Moreover, that credit card company is data mining a single customer, albeit it’s likely doing this for each of its customers. It’s not routinely aggregating, by…credit card number…those data with every other customer’s data. But wait—the government, in its Verizon data mining isn’t collecting personally identifiable data—only phone numbers called and called from. Please. The point of the government’s data mining is to find out who and to whom—phone numbers aren’t the terrorists. It’s breathtakingly easy to attach a name to a phone number.
Then they write this:
The Washington Post also revealed Thursday that NSA has a parallel metadata program for Internet address packets called Blarney.
If the NSA’s version of a computer science department operates like the rest of FISA, the government is cautious to ensure that its searches are narrowly tailored and specific protocols are reviewed by FISA judges.
On what basis does the WSJ make their assumption of that monumental “if?” Do they really think a government (not just Obama’s administration) that has the present IRS, the present DoJ, the present HHS, the present EPA, etc can be trusted to honor secret limits?

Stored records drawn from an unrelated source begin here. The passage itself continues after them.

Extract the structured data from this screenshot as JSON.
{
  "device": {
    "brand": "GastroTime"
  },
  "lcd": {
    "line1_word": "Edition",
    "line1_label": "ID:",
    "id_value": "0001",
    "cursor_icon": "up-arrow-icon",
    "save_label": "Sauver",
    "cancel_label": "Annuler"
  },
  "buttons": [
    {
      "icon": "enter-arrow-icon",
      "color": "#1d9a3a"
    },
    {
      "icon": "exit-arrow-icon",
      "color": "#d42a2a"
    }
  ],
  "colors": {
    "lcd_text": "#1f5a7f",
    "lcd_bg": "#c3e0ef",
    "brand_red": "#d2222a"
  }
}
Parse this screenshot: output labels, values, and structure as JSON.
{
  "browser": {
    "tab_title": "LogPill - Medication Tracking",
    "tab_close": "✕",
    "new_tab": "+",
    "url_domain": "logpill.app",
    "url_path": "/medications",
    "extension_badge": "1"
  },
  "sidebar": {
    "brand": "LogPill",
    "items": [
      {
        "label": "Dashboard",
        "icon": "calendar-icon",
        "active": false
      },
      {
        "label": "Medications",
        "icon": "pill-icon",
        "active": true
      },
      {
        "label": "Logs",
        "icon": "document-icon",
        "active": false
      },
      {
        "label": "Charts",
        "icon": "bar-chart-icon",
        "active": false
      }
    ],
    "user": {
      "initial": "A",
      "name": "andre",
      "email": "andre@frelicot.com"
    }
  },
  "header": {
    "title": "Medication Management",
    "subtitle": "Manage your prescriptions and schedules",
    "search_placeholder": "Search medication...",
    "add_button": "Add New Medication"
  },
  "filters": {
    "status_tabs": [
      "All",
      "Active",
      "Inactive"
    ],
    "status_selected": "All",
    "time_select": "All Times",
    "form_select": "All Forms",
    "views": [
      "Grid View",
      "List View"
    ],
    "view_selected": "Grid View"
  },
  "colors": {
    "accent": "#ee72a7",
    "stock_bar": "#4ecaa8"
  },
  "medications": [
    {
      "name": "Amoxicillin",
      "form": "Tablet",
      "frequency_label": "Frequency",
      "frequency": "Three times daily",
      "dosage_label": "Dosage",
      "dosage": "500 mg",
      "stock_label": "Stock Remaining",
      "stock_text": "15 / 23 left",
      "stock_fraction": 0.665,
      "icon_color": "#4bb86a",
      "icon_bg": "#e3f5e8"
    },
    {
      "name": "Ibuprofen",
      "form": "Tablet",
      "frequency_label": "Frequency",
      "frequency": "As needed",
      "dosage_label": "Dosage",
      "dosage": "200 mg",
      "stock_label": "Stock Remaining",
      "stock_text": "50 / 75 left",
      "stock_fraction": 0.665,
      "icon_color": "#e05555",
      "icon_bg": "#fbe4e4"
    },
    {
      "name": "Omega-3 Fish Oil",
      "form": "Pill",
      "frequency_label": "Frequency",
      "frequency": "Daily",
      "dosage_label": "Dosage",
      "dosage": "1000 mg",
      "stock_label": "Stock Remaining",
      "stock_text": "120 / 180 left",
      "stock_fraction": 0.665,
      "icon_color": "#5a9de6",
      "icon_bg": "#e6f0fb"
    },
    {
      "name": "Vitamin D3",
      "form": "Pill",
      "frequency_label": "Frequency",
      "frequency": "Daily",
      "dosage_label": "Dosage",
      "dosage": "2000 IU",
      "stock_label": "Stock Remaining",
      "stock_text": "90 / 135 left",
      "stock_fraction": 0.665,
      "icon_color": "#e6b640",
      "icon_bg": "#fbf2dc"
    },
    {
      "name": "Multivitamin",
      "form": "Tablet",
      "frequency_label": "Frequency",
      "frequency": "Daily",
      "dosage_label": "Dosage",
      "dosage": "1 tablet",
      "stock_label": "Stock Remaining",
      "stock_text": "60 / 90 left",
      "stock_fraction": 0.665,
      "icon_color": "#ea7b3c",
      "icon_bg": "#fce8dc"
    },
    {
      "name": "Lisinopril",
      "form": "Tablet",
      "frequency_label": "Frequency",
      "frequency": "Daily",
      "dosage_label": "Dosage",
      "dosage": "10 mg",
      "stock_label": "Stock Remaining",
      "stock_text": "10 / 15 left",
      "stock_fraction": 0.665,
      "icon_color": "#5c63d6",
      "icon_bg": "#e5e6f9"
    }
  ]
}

Further, the Washington Post led their article with this:
The National Security Agency and the FBI are tapping directly into the central servers of nine leading U.S. Internet companies, extracting audio and video chats, photographs, e-mails, documents, and connection logs….
That’s content, not just address packets (the Internet’s analogue to phone numbers).
Given all of this, and the associated secrecy, I have to wonder who else is being investigated. Conservative Americans, perhaps? Americans who disagree with this government’s policies?
Finally, and this can’t be emphasized enough: we have no security without our individual liberties. Ben Franklin understood this; it’s unfortunate that this conservative newspaper has made this mistake.